When you have an ongoing loop of negative thoughts playing in your mind, doing something repetitive with your hands may help silence your inner monologue. Think knitting or kneading bread—or even shelling nuts like pistachios or peanuts. The rhythmic moves can help you relax.
Plus, the added step of cracking open a shell slows down your eating, making pistachios a diet-friendly snack.
What's more, pistachios have heart-health benefits. A 2015 review in the British Journal of Nutrition highlighted that pistachios have a high antioxidant and anti-inflammatory potential.
"Eating pistachios may reduce acute stress by lowering blood pressure and heart rate," said Mangieri. "The nuts contain key phytonutrients that may provide antioxidant support for cardiovascular health."
Consuming regular portions of avocado might help shut down stress eating by filling your belly and making you feel more satisfied.
In a 2014 study published in Nutrient Journal, researchers had participants add half an avocado to their lunches, reducing their desire to eat more by 40% for the three hours following the midday meal. The participants reported an increase in satisfaction and a decrease in the desire to eat for three hours after eating the avocado.
Beets are high in folate, a vitamin that can play a role in relieving stress.
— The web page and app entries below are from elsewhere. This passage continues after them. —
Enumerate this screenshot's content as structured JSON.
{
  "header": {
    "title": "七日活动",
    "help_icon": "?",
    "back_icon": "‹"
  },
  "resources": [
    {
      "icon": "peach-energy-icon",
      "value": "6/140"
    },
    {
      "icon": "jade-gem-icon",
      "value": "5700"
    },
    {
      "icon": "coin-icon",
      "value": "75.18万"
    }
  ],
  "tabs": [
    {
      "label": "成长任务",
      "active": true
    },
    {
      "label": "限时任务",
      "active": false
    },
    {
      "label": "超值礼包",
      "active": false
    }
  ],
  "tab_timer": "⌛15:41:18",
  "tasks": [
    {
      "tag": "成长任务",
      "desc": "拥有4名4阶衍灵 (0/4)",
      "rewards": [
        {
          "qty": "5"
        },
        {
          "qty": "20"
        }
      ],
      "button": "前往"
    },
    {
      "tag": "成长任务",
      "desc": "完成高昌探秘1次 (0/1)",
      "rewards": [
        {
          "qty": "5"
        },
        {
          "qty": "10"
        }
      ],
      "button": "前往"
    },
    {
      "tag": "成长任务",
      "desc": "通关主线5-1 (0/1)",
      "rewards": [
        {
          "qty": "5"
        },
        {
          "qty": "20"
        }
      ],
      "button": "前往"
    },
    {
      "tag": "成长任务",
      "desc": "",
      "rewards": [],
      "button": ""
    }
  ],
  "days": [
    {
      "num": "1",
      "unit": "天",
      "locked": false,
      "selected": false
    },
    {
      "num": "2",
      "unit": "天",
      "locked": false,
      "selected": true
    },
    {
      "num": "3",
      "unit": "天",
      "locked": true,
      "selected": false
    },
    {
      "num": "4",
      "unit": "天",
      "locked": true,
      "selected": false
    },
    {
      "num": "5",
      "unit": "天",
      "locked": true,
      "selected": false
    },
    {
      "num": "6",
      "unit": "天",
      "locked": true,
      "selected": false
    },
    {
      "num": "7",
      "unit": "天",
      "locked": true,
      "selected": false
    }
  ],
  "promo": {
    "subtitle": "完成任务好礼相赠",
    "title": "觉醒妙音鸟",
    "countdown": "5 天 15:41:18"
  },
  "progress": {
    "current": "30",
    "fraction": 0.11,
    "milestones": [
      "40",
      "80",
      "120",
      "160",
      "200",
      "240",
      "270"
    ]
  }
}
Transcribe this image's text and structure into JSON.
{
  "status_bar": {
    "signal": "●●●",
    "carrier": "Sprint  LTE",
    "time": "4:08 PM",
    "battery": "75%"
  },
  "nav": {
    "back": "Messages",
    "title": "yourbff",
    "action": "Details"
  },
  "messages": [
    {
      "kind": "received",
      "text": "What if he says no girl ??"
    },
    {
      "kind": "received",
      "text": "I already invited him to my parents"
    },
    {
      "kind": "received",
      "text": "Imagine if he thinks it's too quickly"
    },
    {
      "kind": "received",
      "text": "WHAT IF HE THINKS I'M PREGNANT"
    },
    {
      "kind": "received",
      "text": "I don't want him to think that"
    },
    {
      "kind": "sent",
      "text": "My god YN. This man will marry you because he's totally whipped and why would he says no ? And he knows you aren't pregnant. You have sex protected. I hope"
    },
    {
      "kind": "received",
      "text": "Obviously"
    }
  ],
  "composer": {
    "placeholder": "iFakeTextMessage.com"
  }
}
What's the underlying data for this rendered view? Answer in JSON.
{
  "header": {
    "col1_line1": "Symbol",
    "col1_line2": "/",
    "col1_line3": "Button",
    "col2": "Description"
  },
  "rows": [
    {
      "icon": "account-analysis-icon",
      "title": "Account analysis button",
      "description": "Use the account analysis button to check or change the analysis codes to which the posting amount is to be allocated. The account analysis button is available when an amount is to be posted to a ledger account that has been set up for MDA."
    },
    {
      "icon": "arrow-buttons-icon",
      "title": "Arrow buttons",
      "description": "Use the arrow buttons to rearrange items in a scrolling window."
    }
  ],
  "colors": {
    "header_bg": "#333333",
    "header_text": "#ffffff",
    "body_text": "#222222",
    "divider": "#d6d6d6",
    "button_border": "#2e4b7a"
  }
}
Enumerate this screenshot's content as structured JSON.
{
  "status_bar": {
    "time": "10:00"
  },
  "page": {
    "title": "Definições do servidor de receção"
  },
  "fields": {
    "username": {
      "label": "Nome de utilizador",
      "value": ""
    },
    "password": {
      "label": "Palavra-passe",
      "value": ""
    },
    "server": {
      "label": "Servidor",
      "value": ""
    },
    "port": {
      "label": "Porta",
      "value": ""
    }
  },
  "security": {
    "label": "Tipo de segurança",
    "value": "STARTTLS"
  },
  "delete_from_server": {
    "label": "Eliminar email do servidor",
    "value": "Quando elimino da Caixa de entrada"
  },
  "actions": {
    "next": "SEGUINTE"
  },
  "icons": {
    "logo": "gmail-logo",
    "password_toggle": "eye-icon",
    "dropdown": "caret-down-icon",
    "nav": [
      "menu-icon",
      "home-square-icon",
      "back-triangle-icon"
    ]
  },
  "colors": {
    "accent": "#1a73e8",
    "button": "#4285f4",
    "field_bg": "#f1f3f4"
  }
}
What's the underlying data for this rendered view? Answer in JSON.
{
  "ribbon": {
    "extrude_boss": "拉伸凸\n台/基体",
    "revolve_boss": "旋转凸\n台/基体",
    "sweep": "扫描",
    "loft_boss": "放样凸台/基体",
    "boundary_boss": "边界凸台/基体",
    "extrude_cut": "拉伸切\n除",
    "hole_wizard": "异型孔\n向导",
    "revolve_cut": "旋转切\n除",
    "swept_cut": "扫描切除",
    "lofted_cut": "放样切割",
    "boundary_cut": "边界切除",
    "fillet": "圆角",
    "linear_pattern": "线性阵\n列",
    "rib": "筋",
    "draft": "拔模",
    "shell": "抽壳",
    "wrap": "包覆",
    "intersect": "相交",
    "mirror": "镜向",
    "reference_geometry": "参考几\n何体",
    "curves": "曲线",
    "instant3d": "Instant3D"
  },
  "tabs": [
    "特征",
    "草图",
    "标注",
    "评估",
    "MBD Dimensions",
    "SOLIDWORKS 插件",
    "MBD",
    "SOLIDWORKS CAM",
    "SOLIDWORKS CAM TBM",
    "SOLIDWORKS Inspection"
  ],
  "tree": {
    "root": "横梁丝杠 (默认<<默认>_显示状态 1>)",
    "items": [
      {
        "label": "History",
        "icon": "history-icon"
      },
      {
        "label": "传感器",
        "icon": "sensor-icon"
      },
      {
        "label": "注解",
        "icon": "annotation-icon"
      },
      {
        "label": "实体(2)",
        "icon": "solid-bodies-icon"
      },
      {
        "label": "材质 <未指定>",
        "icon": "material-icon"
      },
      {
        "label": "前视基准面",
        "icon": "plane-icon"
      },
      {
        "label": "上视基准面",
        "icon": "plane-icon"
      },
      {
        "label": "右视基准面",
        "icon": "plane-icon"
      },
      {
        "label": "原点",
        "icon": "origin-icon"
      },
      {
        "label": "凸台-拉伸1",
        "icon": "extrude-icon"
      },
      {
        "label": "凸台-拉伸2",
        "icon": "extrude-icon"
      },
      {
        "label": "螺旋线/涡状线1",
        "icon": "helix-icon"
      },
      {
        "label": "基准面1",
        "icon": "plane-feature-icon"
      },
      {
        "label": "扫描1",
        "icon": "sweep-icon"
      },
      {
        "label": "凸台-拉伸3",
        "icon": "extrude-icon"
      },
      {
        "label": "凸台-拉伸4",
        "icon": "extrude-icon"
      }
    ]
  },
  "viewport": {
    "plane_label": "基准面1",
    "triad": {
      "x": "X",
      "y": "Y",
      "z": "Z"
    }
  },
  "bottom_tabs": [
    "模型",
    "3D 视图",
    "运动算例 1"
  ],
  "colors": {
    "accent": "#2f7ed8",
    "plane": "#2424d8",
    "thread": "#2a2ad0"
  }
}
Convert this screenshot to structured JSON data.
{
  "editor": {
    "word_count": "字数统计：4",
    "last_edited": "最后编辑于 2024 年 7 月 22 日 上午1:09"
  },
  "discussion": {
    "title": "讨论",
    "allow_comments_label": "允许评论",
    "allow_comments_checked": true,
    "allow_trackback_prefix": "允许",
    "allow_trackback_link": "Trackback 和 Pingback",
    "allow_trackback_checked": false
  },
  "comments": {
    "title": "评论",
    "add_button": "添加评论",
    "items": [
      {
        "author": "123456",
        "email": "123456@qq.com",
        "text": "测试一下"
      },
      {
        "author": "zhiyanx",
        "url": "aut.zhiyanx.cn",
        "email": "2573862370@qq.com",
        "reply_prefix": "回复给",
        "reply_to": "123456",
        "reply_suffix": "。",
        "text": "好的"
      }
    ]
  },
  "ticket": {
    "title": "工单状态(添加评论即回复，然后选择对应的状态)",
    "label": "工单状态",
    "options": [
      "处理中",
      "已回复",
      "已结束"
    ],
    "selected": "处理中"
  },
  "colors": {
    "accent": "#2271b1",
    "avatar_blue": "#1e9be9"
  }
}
According to Sass, one cup of beets supplies over 30% of the folate needed daily.
"Because of its link with the nervous system, too little folate has been known to trigger mental fatigue, forgetfulness, confusion, and insomnia," said Sass. "In addition, several common medications can deplete the body's supply of folate, including cholesterol-lowering drugs, anti-inflammatory drugs, diabetes medications, and birth control pills."
Rich in nutrients and antioxidants, blueberries are considered a powerhouse food.
"When you're stressed, there's a battle being fought inside you," said Mangieri. "The antioxidants and phytonutrients found in berries fight in your defence, helping improve your body's response to stress."
Research has also shown that people who eat blueberries experience a boost in natural killer cells, which is "a type of white blood cell that plays a vital role in immunity, critical for countering stress," explained Sass.
One medium-sized naval orange provides over half of the recommended dietary allowances established by the National Institutes of Health (NIH) for vitamin C. Researchers have recognised that vitamin C plays a role in the body's stress response, according to a 2020 study in the Journal of Thoracic Disease.
"In addition to supporting immune function, which can be weakened by stress, this key nutrient helps reduce levels of the stress hormone cortisol, which can wreak havoc on the body," said Sass. "The effects of a prolonged high cortisol level can include fatigue, brain fog, increased appetite, and weight gain, particularly belly fat."